And then, in the same article, you read that a spokeswoman for the volleyball team has said, we’re thrilled Sun readers have shown such a healthy interest in the Olympic volleyball team. The girls know the bikinis are helping them gain popularity in the sport.
So, you get really angry. Not because some women are wearing bikinis but because of sexism and because some people really think that there is equality between men and women. And because it's the 21st Century. So then you call Alex West at The Sun and ask for the contact details of the Olympic spokeswoman in question. But Alex West isn't available, so you send him an email that he doesn't reply to. And then you have this idea to call the press department responsible for the Olympic volleyball team and you speak to a woman called Sue and you ask her if she can give you the contact details of the spokeswoman in the article. Sue tells you that she's almost certain who it is but that she needs to check and that she'll call you back.

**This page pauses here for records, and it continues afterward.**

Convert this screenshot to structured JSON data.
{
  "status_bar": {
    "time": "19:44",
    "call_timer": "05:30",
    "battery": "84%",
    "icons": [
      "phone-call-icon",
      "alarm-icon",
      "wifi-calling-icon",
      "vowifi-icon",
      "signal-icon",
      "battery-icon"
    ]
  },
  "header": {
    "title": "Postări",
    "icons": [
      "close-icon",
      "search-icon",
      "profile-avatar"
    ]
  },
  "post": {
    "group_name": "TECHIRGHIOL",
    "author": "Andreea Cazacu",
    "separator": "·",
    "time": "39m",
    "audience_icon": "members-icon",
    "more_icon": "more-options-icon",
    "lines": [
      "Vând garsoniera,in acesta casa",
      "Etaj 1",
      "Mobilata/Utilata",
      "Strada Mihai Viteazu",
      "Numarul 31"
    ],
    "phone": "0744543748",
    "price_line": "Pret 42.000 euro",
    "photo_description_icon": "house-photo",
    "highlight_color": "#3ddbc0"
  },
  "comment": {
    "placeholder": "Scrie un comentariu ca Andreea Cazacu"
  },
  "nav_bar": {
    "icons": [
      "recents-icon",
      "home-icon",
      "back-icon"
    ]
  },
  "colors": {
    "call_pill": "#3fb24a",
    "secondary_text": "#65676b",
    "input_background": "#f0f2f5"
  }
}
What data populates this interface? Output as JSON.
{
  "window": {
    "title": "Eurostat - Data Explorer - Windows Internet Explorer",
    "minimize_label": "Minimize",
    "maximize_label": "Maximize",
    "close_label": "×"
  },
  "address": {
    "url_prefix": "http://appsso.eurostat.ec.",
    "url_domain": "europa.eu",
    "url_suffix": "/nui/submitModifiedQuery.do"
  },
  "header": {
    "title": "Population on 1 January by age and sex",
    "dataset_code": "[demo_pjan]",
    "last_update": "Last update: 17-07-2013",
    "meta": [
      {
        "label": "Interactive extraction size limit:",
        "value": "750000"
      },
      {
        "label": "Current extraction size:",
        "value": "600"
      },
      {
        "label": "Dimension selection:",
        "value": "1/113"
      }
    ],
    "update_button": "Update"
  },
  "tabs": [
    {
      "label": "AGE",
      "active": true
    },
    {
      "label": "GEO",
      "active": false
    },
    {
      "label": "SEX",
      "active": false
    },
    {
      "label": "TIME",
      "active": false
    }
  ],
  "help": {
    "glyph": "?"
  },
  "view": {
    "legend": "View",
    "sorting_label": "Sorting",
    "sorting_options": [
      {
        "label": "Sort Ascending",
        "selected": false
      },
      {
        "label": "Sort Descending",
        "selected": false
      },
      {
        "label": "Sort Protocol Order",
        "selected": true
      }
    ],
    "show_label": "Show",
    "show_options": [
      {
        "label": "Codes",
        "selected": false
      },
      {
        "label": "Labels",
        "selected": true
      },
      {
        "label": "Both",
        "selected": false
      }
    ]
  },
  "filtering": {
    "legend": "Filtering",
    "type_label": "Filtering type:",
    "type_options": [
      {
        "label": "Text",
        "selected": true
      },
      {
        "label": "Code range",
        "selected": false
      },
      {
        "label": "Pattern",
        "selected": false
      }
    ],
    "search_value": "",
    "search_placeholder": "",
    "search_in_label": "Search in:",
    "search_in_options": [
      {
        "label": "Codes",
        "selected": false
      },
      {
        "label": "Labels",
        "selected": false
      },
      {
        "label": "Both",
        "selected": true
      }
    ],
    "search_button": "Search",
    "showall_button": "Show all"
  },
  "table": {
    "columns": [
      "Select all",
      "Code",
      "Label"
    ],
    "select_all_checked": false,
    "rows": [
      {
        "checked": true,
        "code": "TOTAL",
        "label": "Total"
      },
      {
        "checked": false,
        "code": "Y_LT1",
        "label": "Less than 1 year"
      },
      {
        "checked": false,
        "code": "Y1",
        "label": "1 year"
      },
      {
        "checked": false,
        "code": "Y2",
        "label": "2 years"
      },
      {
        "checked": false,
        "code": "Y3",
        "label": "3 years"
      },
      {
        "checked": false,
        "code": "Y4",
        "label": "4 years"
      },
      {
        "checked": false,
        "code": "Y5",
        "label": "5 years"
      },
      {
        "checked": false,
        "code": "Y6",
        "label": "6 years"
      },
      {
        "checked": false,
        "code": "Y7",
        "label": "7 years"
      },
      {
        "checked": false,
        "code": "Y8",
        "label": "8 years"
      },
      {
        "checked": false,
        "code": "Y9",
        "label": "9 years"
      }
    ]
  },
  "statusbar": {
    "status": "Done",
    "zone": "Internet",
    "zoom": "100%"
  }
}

Sue does call you back and she asks you why you want to contact the spokeswoman and you tell Sue that you want to ask the spokeswoman some questions like, doesn't she feel totally fucking depressed by the misogyny of the article? And, does she really think that the best publicity she can give her beach volleyball team is an assurance to men that the athletes will be wearing their bikinis? And, what does this assurance to the men actually, actually mean? Does it mean that the beach volleyball team and its press office totally understands that men want to look at women in their bikinis and think about fucking them and that everyone concerned is just completely OK with that? And, does she think that this sends a positive message to people about women in sport (or in general)? And, why did she refer to the women as girls? And, does she really think that what constitutes a healthy interest in women's beach volleyball is male spectators being up in arms about the possibility that female athletes won't be wearing bikinis? And, what is she playing at?
So, you tell Sue all of this and then Sue says that she's actually not that sure who the spokeswoman is after all.
And then Sue - who has a (probably not badly paid) job, don't forget, at the press department at the beach volleyball team - literally says this:
The thing is, the girls know that sex sells and really they see it as part of their duty. I mean, you're talking to someone who's a feminist herself but that's the sad truth I'm afraid; there's just nothing we can do to change it.
The reason you know that this is what Sue literally said is because you wrote it down while she was saying it because you could feel it coming.
So, after that, you get this feeling in your stomach that's like a bleak, empty kind of hopelessness and you thank Sue for her time and you put the telephone down and you sit on your bed and scream into a pillow. For quite a while actually.